  • Photokeratitis : burning and hardening of the cornea (outermost layer of the eye) and conjunctiva (white part of the eye). This can cause temporary vision loss.
  • Macular degeneration
  • Pterygium : growth in the conjunctiva
  • Skin cancer on the eyelids

The UV index in Malta normally reaches a high of 15 during the hottest summer months, July and August, which presents an elevated risk of sunburn, skin cancer and sun-related eye damage if protective measures aren’t taken.

Just like you use sunscreen to create a protective layer on your skin, to protect your eyes from the damage of solar radiation you need to put on sunglasses to block out UV rays.

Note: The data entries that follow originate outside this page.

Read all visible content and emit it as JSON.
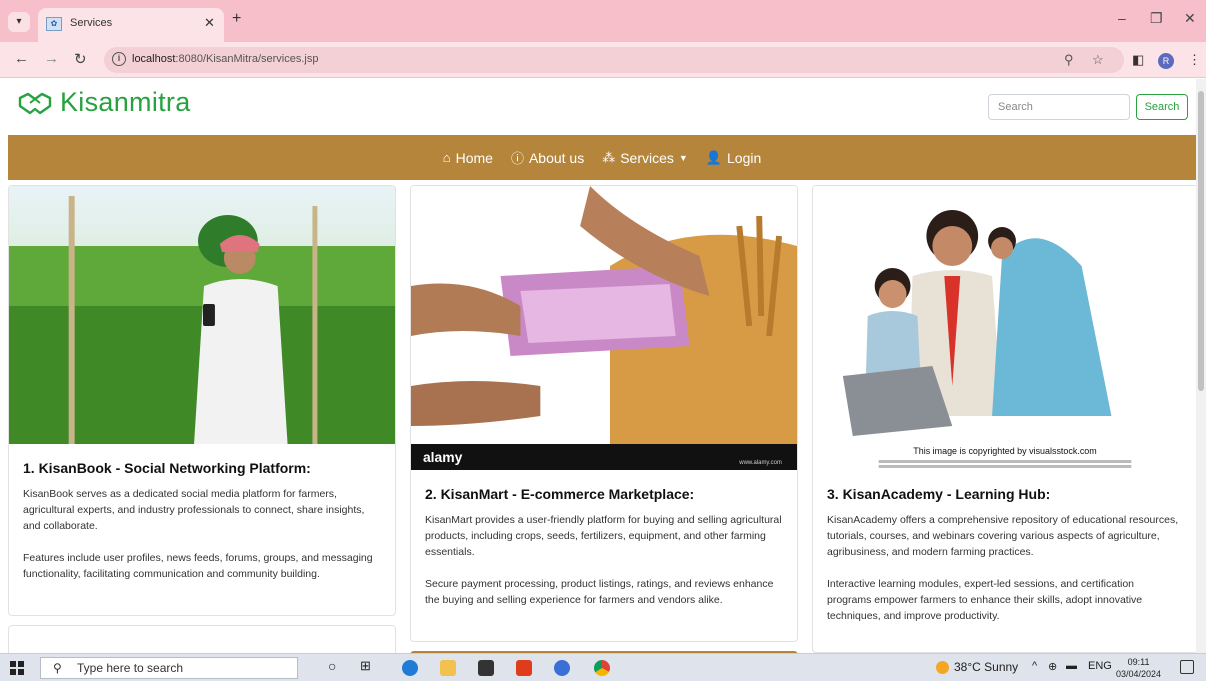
{
  "browser": {
    "tab_title": "Services",
    "url_host": "localhost",
    "url_path": ":8080/KisanMitra/services.jsp",
    "profile_initial": "R"
  },
  "site": {
    "brand_name": "Kisanmitra",
    "brand_color": "#27a23f",
    "search_placeholder": "Search",
    "search_button": "Search",
    "nav_color": "#b5853c",
    "nav": [
      {
        "label": "Home",
        "icon": "home-icon"
      },
      {
        "label": "About us",
        "icon": "info-icon"
      },
      {
        "label": "Services",
        "icon": "spinner-icon"
      },
      {
        "label": "Login",
        "icon": "user-plus-icon"
      }
    ]
  },
  "cards": [
    {
      "number": "1. KisanBook",
      "subtitle": " - Social Networking Platform:",
      "paragraphs": [
        "KisanBook serves as a dedicated social media platform for farmers, agricultural experts, and industry professionals to connect, share insights, and collaborate.",
        "Features include user profiles, news feeds, forums, groups, and messaging functionality, facilitating communication and community building."
      ]
    },
    {
      "number": "2. KisanMart",
      "subtitle": " - E-commerce Marketplace:",
      "image_brand": "alamy",
      "image_brand_url": "www.alamy.com",
      "paragraphs": [
        "KisanMart provides a user-friendly platform for buying and selling agricultural products, including crops, seeds, fertilizers, equipment, and other farming essentials.",
        "Secure payment processing, product listings, ratings, and reviews enhance the buying and selling experience for farmers and vendors alike."
      ]
    },
    {
      "number": "3. KisanAcademy",
      "subtitle": " - Learning Hub:",
      "image_caption": "This image is copyrighted by visualsstock.com",
      "paragraphs": [
        "KisanAcademy offers a comprehensive repository of educational resources, tutorials, courses, and webinars covering various aspects of agriculture, agribusiness, and modern farming practices.",
        "Interactive learning modules, expert-led sessions, and certification programs empower farmers to enhance their skills, adopt innovative techniques, and improve productivity."
      ]
    }
  ],
  "taskbar": {
    "search_placeholder": "Type here to search",
    "weather": "38°C  Sunny",
    "language": "ENG",
    "time": "09:11",
    "date": "03/04/2024"
  }
}
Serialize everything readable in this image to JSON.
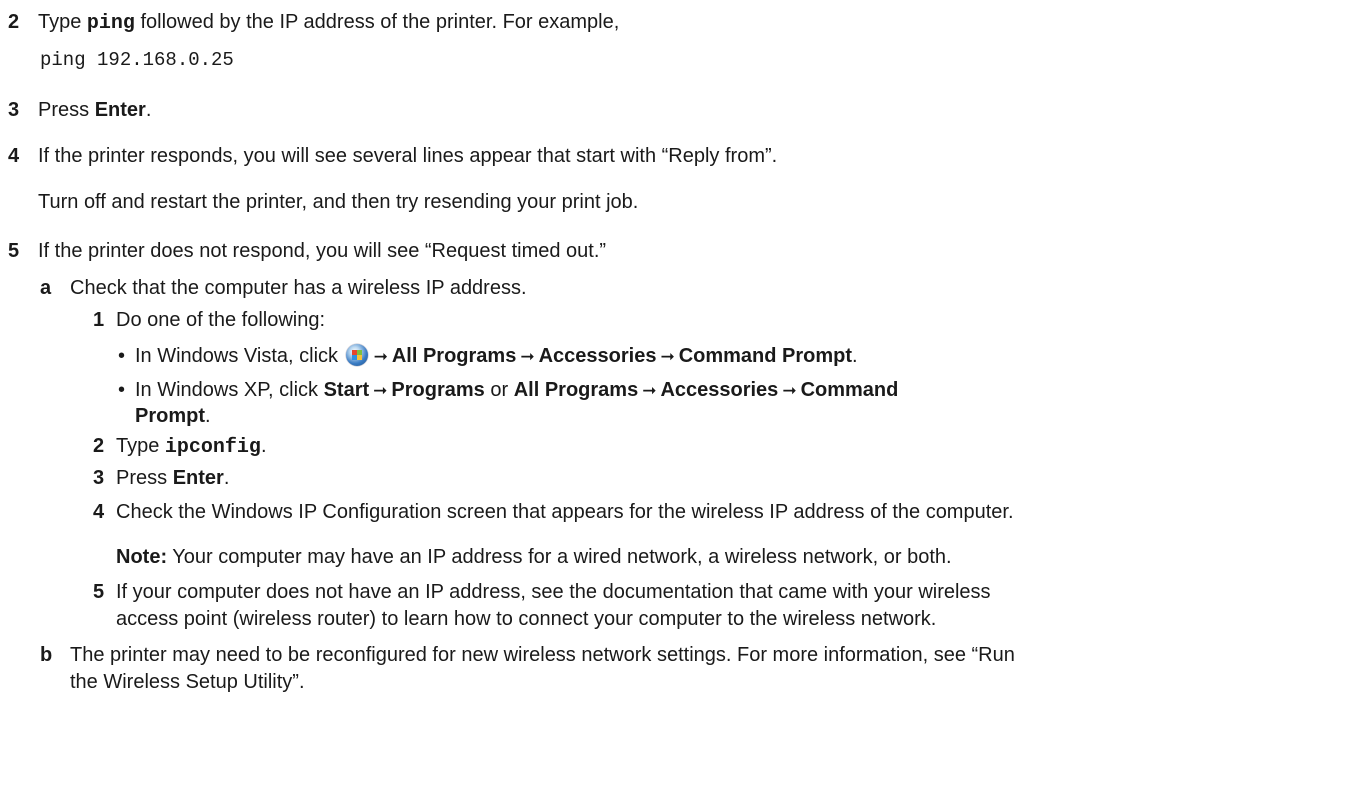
{
  "steps": {
    "s2": {
      "num": "2",
      "pre": "Type ",
      "cmd": "ping",
      "post": " followed by the IP address of the printer. For example,",
      "example": "ping 192.168.0.25"
    },
    "s3": {
      "num": "3",
      "pre": "Press ",
      "key": "Enter",
      "post": "."
    },
    "s4": {
      "num": "4",
      "text": "If the printer responds, you will see several lines appear that start with “Reply from”.",
      "follow": "Turn off and restart the printer, and then try resending your print job."
    },
    "s5": {
      "num": "5",
      "text": "If the printer does not respond, you will see “Request timed out.”"
    }
  },
  "sub_a": {
    "letter": "a",
    "text": "Check that the computer has a wireless IP address.",
    "i1": {
      "num": "1",
      "text": "Do one of the following:"
    },
    "vista": {
      "pre": "In Windows Vista, click ",
      "p1": "All Programs",
      "p2": "Accessories",
      "p3": "Command Prompt",
      "end": "."
    },
    "xp": {
      "pre": "In Windows XP, click ",
      "p1": "Start",
      "p2": "Programs",
      "or": " or ",
      "p3": "All Programs",
      "p4": "Accessories",
      "p5": "Command",
      "p6": "Prompt",
      "end": "."
    },
    "i2": {
      "num": "2",
      "pre": "Type ",
      "cmd": "ipconfig",
      "post": "."
    },
    "i3": {
      "num": "3",
      "pre": "Press ",
      "key": "Enter",
      "post": "."
    },
    "i4": {
      "num": "4",
      "text": "Check the Windows IP Configuration screen that appears for the wireless IP address of the computer.",
      "note_label": "Note:",
      "note_text": " Your computer may have an IP address for a wired network, a wireless network, or both."
    },
    "i5": {
      "num": "5",
      "line1": "If your computer does not have an IP address, see the documentation that came with your wireless",
      "line2": "access point (wireless router) to learn how to connect your computer to the wireless network."
    }
  },
  "sub_b": {
    "letter": "b",
    "line1": "The printer may need to be reconfigured for new wireless network settings. For more information, see “Run",
    "line2": "the Wireless Setup Utility”."
  },
  "arrow": "➞",
  "bullet": "•",
  "icons": {
    "windows_start": "windows-vista-start-orb-icon"
  }
}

Sunglasses with close-fitting frames and wraparound styling offer the best protection because they limit the entry of sunlight through, above and beyond the periphery of the standard frames.

Investing in sturdy, high-quality sunglasses with good UV protection is a must. Unfortunately, many people opt for cheap, fake ones which could result in UV damage to your eyes.

In fact, when we wear sunglasses with dark lenses, our eyes will automatically adjust to the shade by dilating the pupil (the black, middle part of the eye where light enters) so as to permit more light to enter inside it.

Therefore, if you’re wearing cheap-quality sunglasses without UV protection, you’ll actually be doing the worst possible UV damage to your eyes since more UV rays are entering your eyes.

Unless you invest in high-quality protective eyewear, it’s better to allow your eyes to adapt naturally to sunlight by narrowing the pupil and letting less waves inside.